Inside the heart, the muscular wall (myocardium) makes space for four chambers: two upper atria (sing: atrium) and two lower ventricles. The portion of the myocardium that surrounds the left chambers is thicker than the myocardium that surrounds the right chambers.
A muscular wall called the interventricular_septum separates the left chambers from the right chambers.
AV_valves separate the upper heart chambers from the lower ones. The tricuspid valve lies between the right atrium and ventricle. The bicuspid (mitral) valve lies between the left atrium and ventricle. Collagenous cords known as chordae_tendineae attach to the bottom surface of each AV valve and prevent the valves from "washing" back up into the upper chambers and staying there. The chordae tendineae are attached to papillary_muscles that control their movements.

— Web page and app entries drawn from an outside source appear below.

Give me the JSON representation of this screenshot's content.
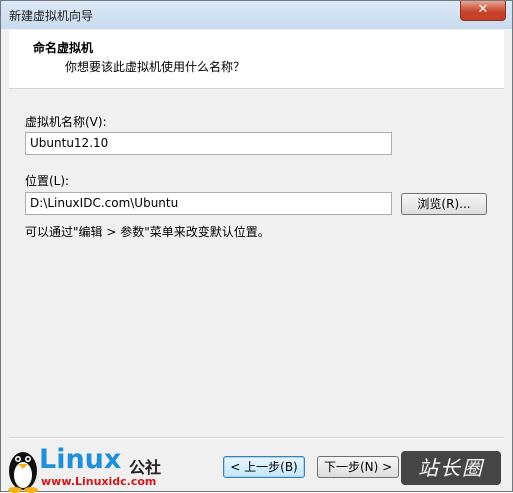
{
  "window": {
    "title": "新建虚拟机向导",
    "close_glyph": "✕"
  },
  "header": {
    "title": "命名虚拟机",
    "subtitle": "你想要该此虚拟机使用什么名称？"
  },
  "form": {
    "name_label": "虚拟机名称(V):",
    "name_value": "Ubuntu12.10",
    "location_label": "位置(L):",
    "location_value": "D:\\LinuxIDC.com\\Ubuntu",
    "browse_label": "浏览(R)...",
    "hint": "可以通过\"编辑 > 参数\"菜单来改变默认位置。"
  },
  "buttons": {
    "back_label": "< 上一步(B)",
    "next_label": "下一步(N) >"
  },
  "branding": {
    "logo_text": "Linux",
    "logo_cn": "公社",
    "logo_url": "www.Linuxidc.com",
    "watermark": "站长圈"
  },
  "colors": {
    "logo_blue": "#1f8fd8",
    "logo_red": "#d0171b",
    "close_red": "#c7442b"
  }
}
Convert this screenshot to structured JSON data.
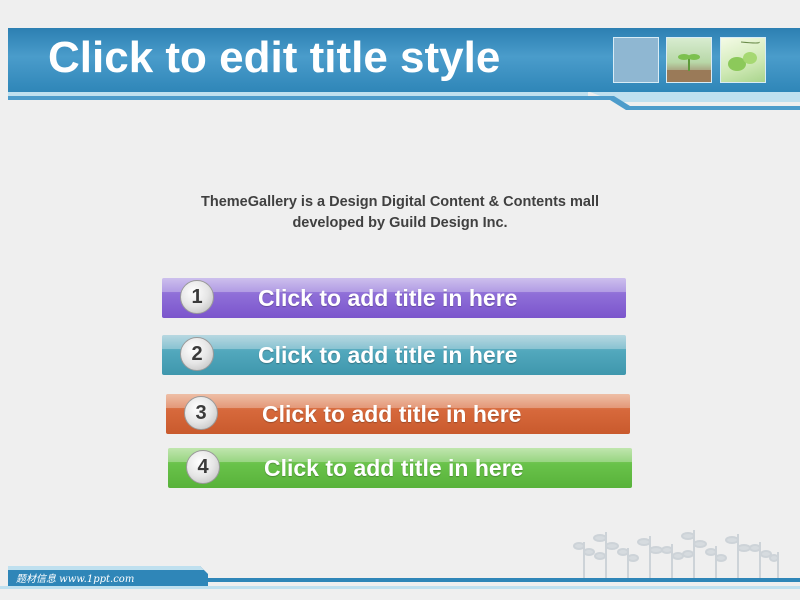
{
  "header": {
    "title": "Click to edit title style"
  },
  "body": {
    "line1": "ThemeGallery is a Design Digital Content & Contents mall",
    "line2": "developed by Guild Design Inc."
  },
  "items": [
    {
      "number": "1",
      "label": "Click to add title in here",
      "color": "#7b55cc"
    },
    {
      "number": "2",
      "label": "Click to add title in here",
      "color": "#3f97ad"
    },
    {
      "number": "3",
      "label": "Click to add title in here",
      "color": "#c95a2d"
    },
    {
      "number": "4",
      "label": "Click to add title in here",
      "color": "#58b23a"
    }
  ],
  "footer": {
    "text": "题材信息  www.1ppt.com"
  },
  "colors": {
    "header_blue": "#2c7fb2",
    "background": "#efefef"
  }
}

Semilunar_valves are located at the beginning of the aorta and the pulmonary trunk. These valves help prevent blood scheduled to leave the heart from dropping back into the heart.